Paramagnetic relaxation enhancement (PRE) measurements on 1H nuclei have the potential to play an important role in NMR structure determination of macromolecules by providing unique long-range (10-35 Å) distance information. Recent methodological advances for covalently attaching paramagnetic groups at specific sites on both proteins and nucleic acids have permitted the application of the PRE to various biological macromolecules. However, because artificially introduced paramagnetic groups are exposed to solvent and linked to the macromolecule by several freely rotatable bonds, they are intrinsically flexible. This renders conventional back-calculation of the 1H-PRE using a single-point representation inaccurate, thereby severely limiting the utility of the 1H-PRE as a tool for structure refinement.
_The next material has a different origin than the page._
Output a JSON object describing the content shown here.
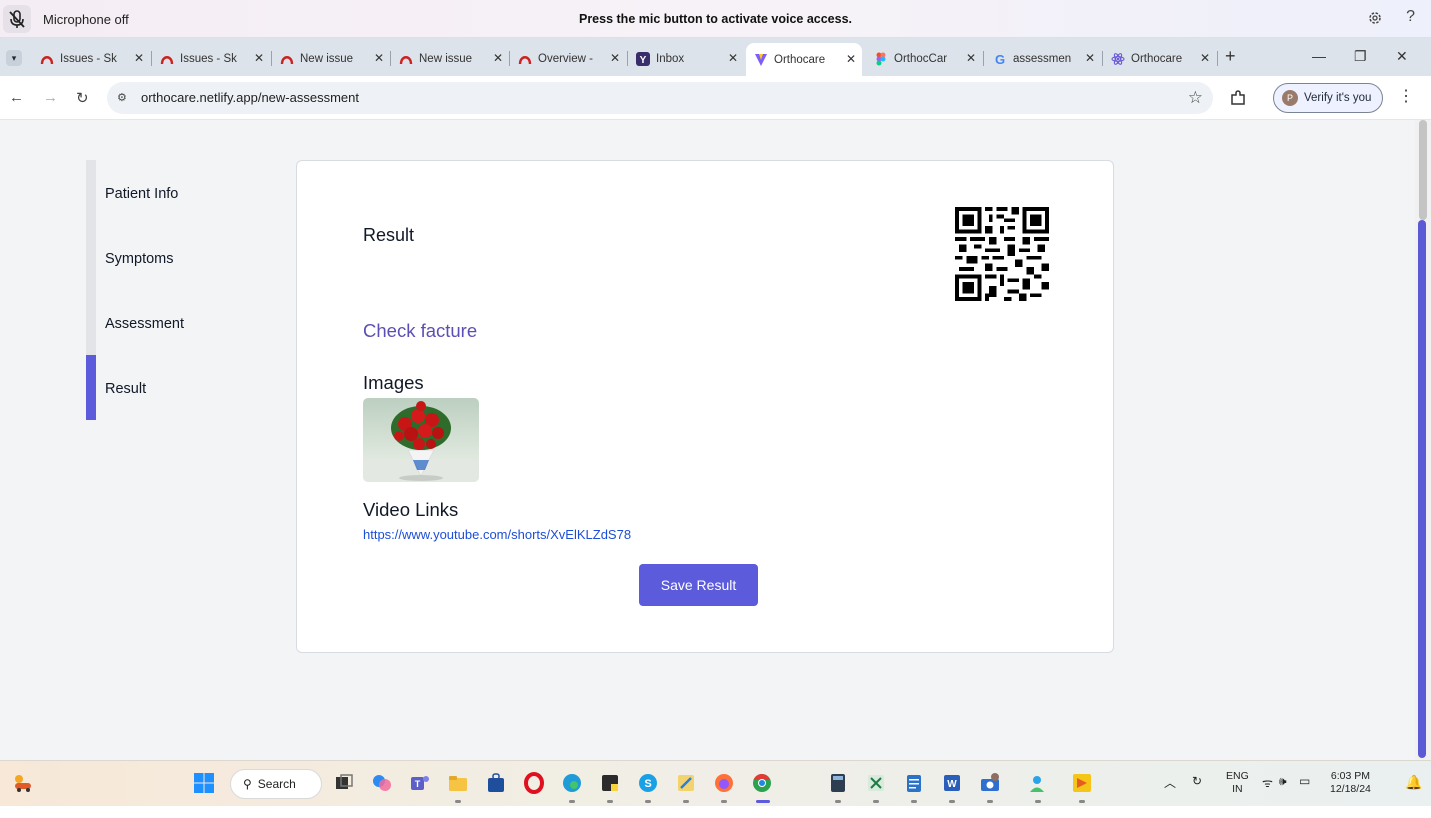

To circumvent these limitations, we have developed a theoretical framework and computational strategy with which to accurately back-calculate 1H-PREs arising from flexible paramagnetic groups attached to macromolecules. In this scheme, the 1H-PRE is calculated using a modified Solomon-Bloembergen equation incorporating a "model-free" formalism, based on a multiple-structure representation of the paramagnetic group in simulated annealing calculations. The ensemble approach for 1H-PRE back-calculation was examined using several SRY/DNA complexes incorporating dT-EDTA-Mn2+ at three distinct sites in the DNA, permitting a large data set comprising 435 experimental backbone and side-chain 1H-PREs to be obtained in a straightforward manner from 2D through-bond correlation experiments. Calculations employing complete cross-validation demonstrate that the ensemble representation provides a means to accurately utilize backbone and side-chain 1H-PRE data arising from a flexible paramagnetic group in structure refinement. The results of 1H-PRE based refinement, in conjunction with previously obtained NMR restraints, indicate that significant gains in accuracy can be readily obtained. This is particularly significant in the case of macromolecular complexes where intermolecular translational restraints derived from nuclear Overhauser enhancement data may be limited.
ASJC Scopus subject areas
- Colloid and Surface Chemistry